Records for the exercise:

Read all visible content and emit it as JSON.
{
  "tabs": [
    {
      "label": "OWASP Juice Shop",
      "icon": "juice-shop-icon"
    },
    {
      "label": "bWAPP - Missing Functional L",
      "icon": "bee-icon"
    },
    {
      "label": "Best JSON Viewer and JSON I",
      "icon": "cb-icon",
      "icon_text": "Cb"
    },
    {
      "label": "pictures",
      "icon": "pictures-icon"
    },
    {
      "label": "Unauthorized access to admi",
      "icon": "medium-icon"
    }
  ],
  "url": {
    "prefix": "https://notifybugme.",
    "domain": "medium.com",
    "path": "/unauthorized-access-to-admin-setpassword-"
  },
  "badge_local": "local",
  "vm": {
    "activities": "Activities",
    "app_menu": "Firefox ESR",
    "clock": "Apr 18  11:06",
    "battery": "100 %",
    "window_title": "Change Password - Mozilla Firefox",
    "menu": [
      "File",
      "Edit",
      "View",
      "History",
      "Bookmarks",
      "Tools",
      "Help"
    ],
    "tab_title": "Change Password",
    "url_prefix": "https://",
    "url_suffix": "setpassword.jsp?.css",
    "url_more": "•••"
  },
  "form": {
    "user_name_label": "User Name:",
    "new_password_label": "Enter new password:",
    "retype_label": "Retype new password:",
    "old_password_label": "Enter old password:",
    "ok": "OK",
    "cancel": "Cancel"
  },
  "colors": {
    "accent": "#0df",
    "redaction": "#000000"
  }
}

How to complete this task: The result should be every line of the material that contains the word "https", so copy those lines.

Task response:
    "prefix": "https://notifybugme.",
    "url_prefix": "https://",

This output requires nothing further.